— What needs to be done —
Give a verbatim copy of the lines below, minus the pictures.

— Input records —
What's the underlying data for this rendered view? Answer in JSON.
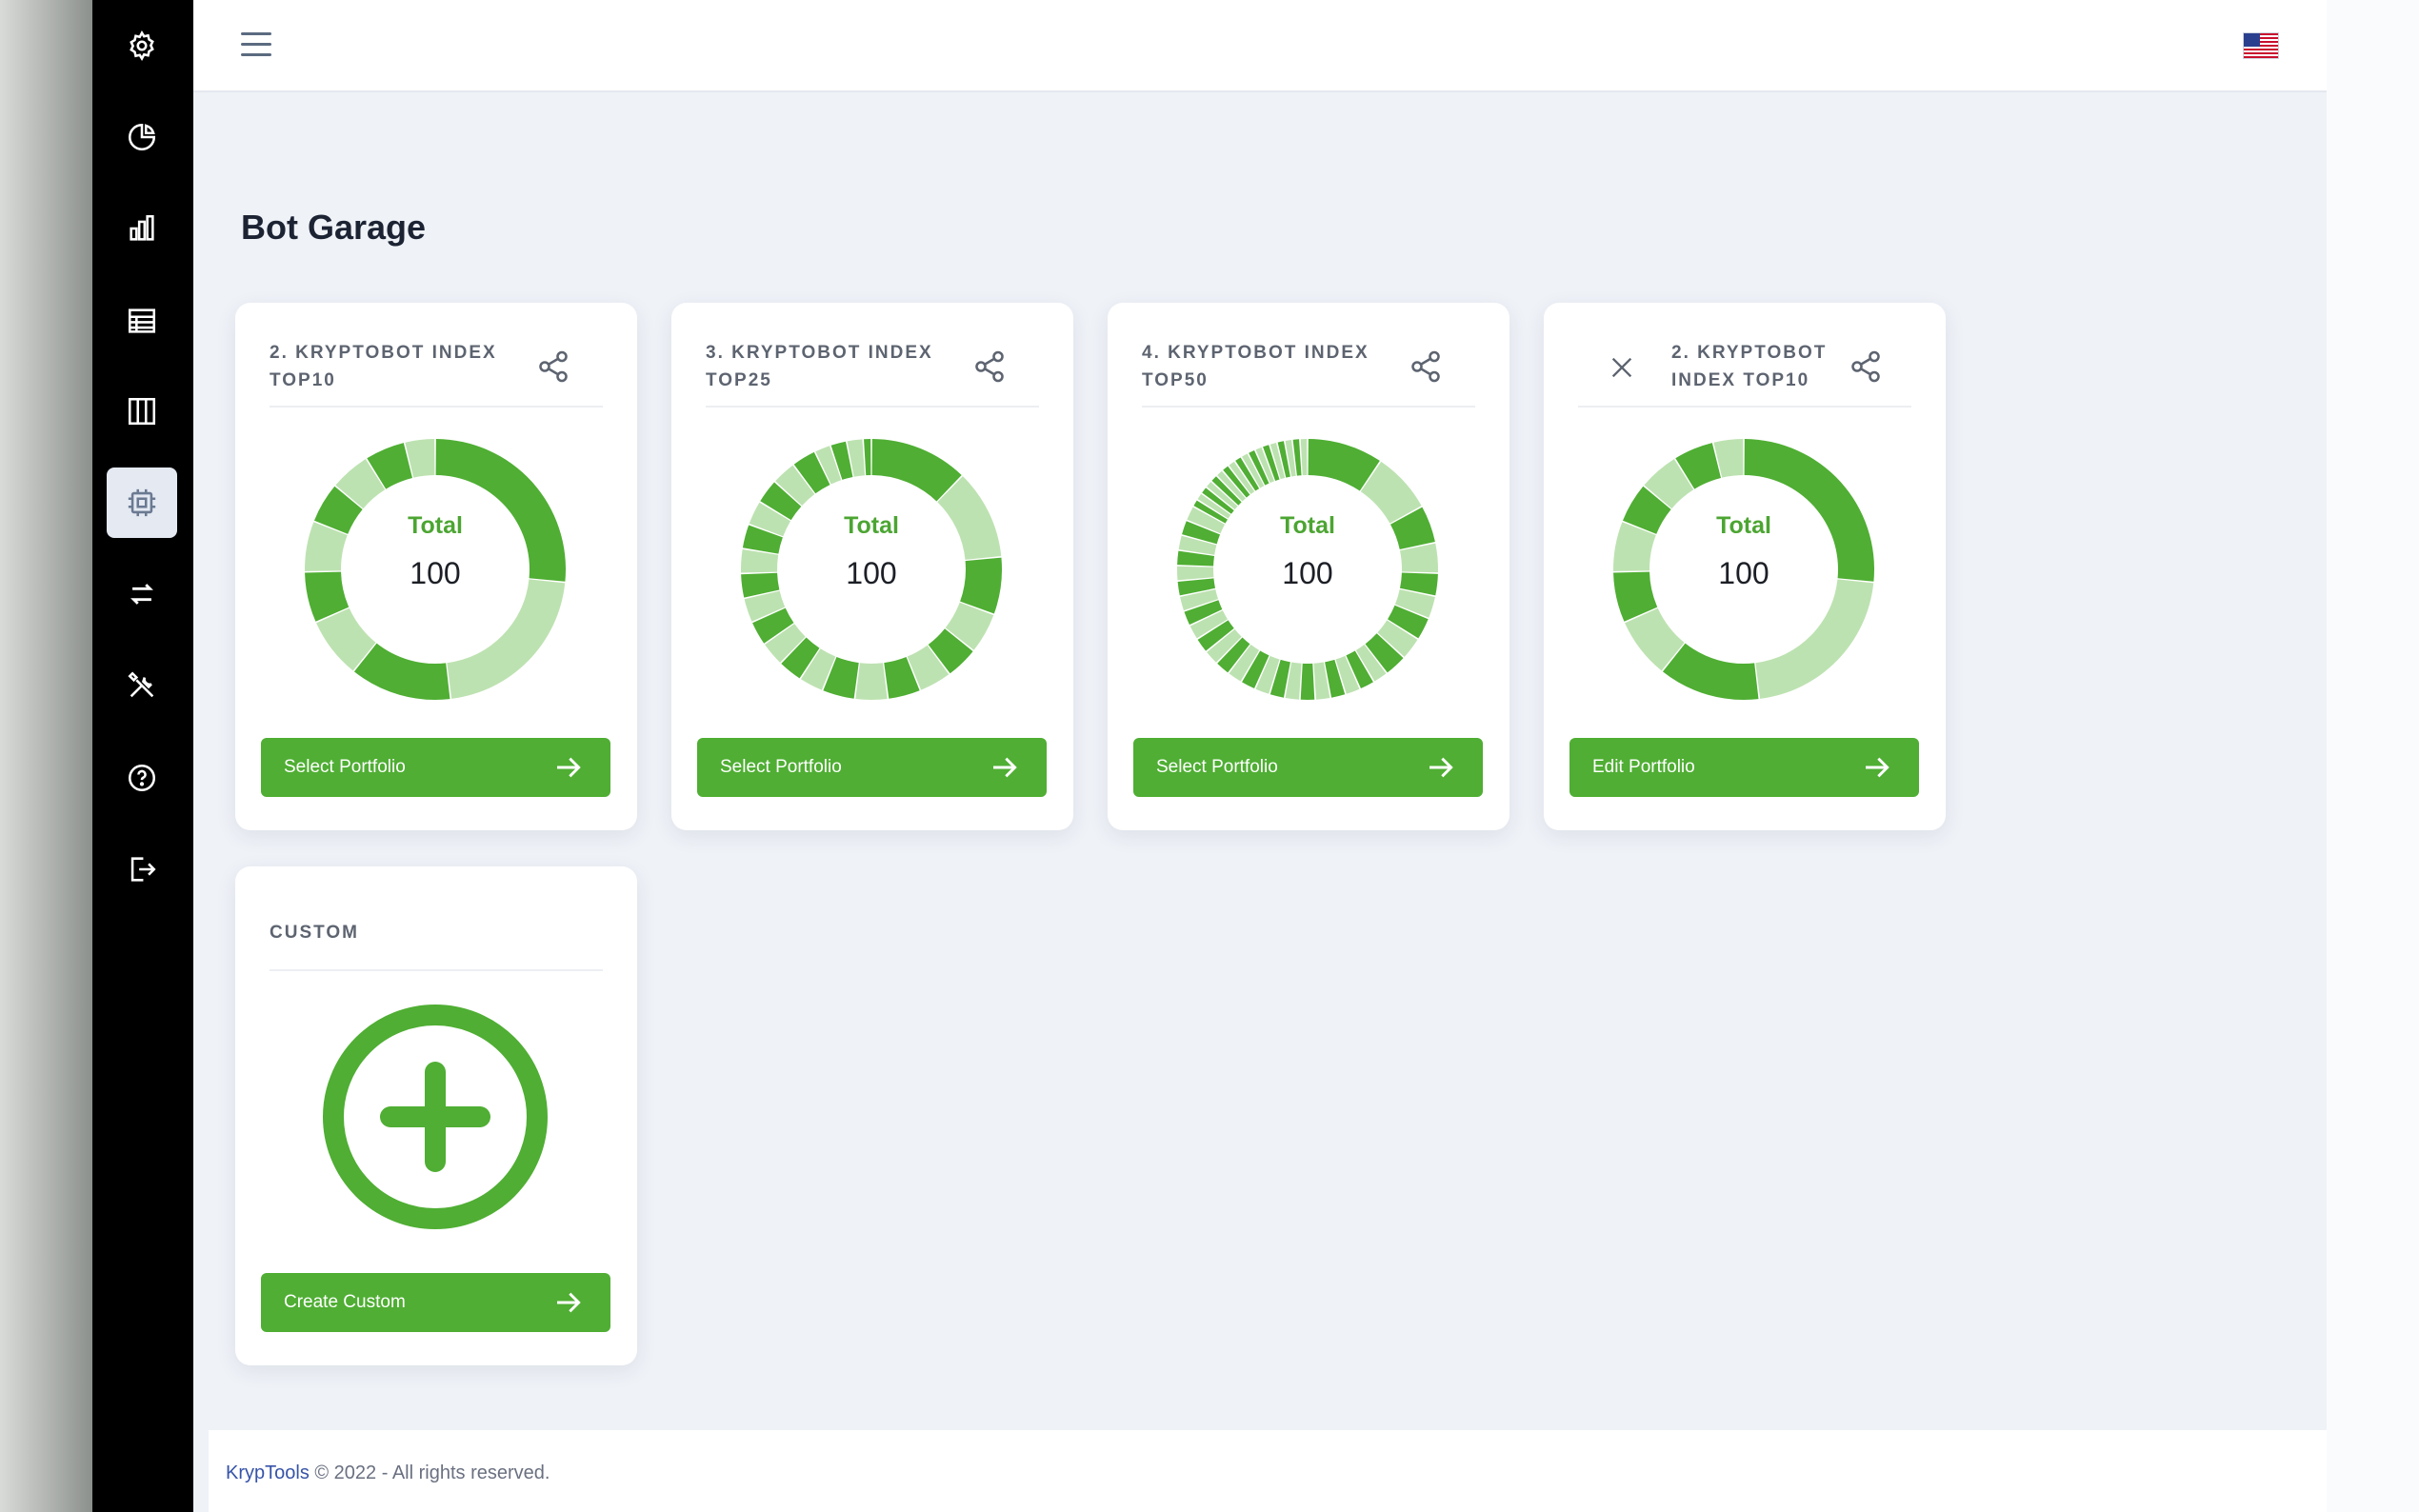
{
  "topbar": {
    "menu_icon": "hamburger-menu-icon",
    "language_icon": "us-flag-icon"
  },
  "sidebar": {
    "items": [
      {
        "icon": "gear-icon",
        "active": false
      },
      {
        "icon": "pie-chart-icon",
        "active": false
      },
      {
        "icon": "bar-chart-icon",
        "active": false
      },
      {
        "icon": "table-icon",
        "active": false
      },
      {
        "icon": "columns-icon",
        "active": false
      },
      {
        "icon": "cpu-chip-icon",
        "active": true
      },
      {
        "icon": "transfer-arrows-icon",
        "active": false
      },
      {
        "icon": "tools-icon",
        "active": false
      },
      {
        "icon": "help-icon",
        "active": false
      },
      {
        "icon": "logout-icon",
        "active": false
      }
    ]
  },
  "page": {
    "title": "Bot Garage"
  },
  "colors": {
    "accent_green": "#4fae33",
    "dark_segment": "#4fae33",
    "light_segment": "#bde2b1",
    "sidebar_bg": "#000000"
  },
  "cards": [
    {
      "title": "2. KRYPTOBOT INDEX TOP10",
      "total_label": "Total",
      "total_value": "100",
      "button_label": "Select Portfolio",
      "has_close": false,
      "allocation": [
        21,
        17,
        10,
        6,
        5,
        5,
        4,
        4,
        4,
        3
      ]
    },
    {
      "title": "3. KRYPTOBOT INDEX TOP25",
      "total_label": "Total",
      "total_value": "100",
      "button_label": "Select Portfolio",
      "has_close": false,
      "allocation": [
        12,
        11,
        7,
        5,
        4,
        4,
        4,
        4,
        4,
        3,
        3,
        3,
        3,
        3,
        3,
        3,
        3,
        3,
        3,
        3,
        3,
        2,
        2,
        2,
        1
      ]
    },
    {
      "title": "4. KRYPTOBOT INDEX TOP50",
      "total_label": "Total",
      "total_value": "100",
      "button_label": "Select Portfolio",
      "has_close": false,
      "allocation": [
        10,
        8,
        5,
        4,
        3,
        3,
        3,
        3,
        3,
        2,
        2,
        2,
        2,
        2,
        2,
        2,
        2,
        2,
        2,
        2,
        2,
        2,
        2,
        2,
        2,
        2,
        2,
        2,
        2,
        2,
        2,
        2,
        1,
        1,
        1,
        1,
        1,
        1,
        1,
        1,
        1,
        1,
        1,
        1,
        1,
        1,
        1,
        1,
        1,
        1
      ]
    },
    {
      "title": "2. KRYPTOBOT INDEX TOP10",
      "total_label": "Total",
      "total_value": "100",
      "button_label": "Edit Portfolio",
      "has_close": true,
      "allocation": [
        21,
        17,
        10,
        6,
        5,
        5,
        4,
        4,
        4,
        3
      ]
    }
  ],
  "custom_card": {
    "title": "CUSTOM",
    "button_label": "Create Custom",
    "icon": "plus-circle-icon"
  },
  "footer": {
    "brand": "KrypTools",
    "text": "© 2022 - All rights reserved."
  }
}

— Response area —
What's the underlying data for this rendered view? Answer in JSON.
{
  "topbar": {
    "menu_icon": "hamburger-menu-icon",
    "language_icon": "us-flag-icon"
  },
  "sidebar": {
    "items": [
      {
        "icon": "gear-icon",
        "active": false
      },
      {
        "icon": "pie-chart-icon",
        "active": false
      },
      {
        "icon": "bar-chart-icon",
        "active": false
      },
      {
        "icon": "table-icon",
        "active": false
      },
      {
        "icon": "columns-icon",
        "active": false
      },
      {
        "icon": "cpu-chip-icon",
        "active": true
      },
      {
        "icon": "transfer-arrows-icon",
        "active": false
      },
      {
        "icon": "tools-icon",
        "active": false
      },
      {
        "icon": "help-icon",
        "active": false
      },
      {
        "icon": "logout-icon",
        "active": false
      }
    ]
  },
  "page": {
    "title": "Bot Garage"
  },
  "colors": {
    "accent_green": "#4fae33",
    "dark_segment": "#4fae33",
    "light_segment": "#bde2b1",
    "sidebar_bg": "#000000"
  },
  "cards": [
    {
      "title": "2. KRYPTOBOT INDEX TOP10",
      "total_label": "Total",
      "total_value": "100",
      "button_label": "Select Portfolio",
      "has_close": false,
      "allocation": [
        21,
        17,
        10,
        6,
        5,
        5,
        4,
        4,
        4,
        3
      ]
    },
    {
      "title": "3. KRYPTOBOT INDEX TOP25",
      "total_label": "Total",
      "total_value": "100",
      "button_label": "Select Portfolio",
      "has_close": false,
      "allocation": [
        12,
        11,
        7,
        5,
        4,
        4,
        4,
        4,
        4,
        3,
        3,
        3,
        3,
        3,
        3,
        3,
        3,
        3,
        3,
        3,
        3,
        2,
        2,
        2,
        1
      ]
    },
    {
      "title": "4. KRYPTOBOT INDEX TOP50",
      "total_label": "Total",
      "total_value": "100",
      "button_label": "Select Portfolio",
      "has_close": false,
      "allocation": [
        10,
        8,
        5,
        4,
        3,
        3,
        3,
        3,
        3,
        2,
        2,
        2,
        2,
        2,
        2,
        2,
        2,
        2,
        2,
        2,
        2,
        2,
        2,
        2,
        2,
        2,
        2,
        2,
        2,
        2,
        2,
        2,
        1,
        1,
        1,
        1,
        1,
        1,
        1,
        1,
        1,
        1,
        1,
        1,
        1,
        1,
        1,
        1,
        1,
        1
      ]
    },
    {
      "title": "2. KRYPTOBOT INDEX TOP10",
      "total_label": "Total",
      "total_value": "100",
      "button_label": "Edit Portfolio",
      "has_close": true,
      "allocation": [
        21,
        17,
        10,
        6,
        5,
        5,
        4,
        4,
        4,
        3
      ]
    }
  ],
  "custom_card": {
    "title": "CUSTOM",
    "button_label": "Create Custom",
    "icon": "plus-circle-icon"
  },
  "footer": {
    "brand": "KrypTools",
    "text": "© 2022 - All rights reserved."
  }
}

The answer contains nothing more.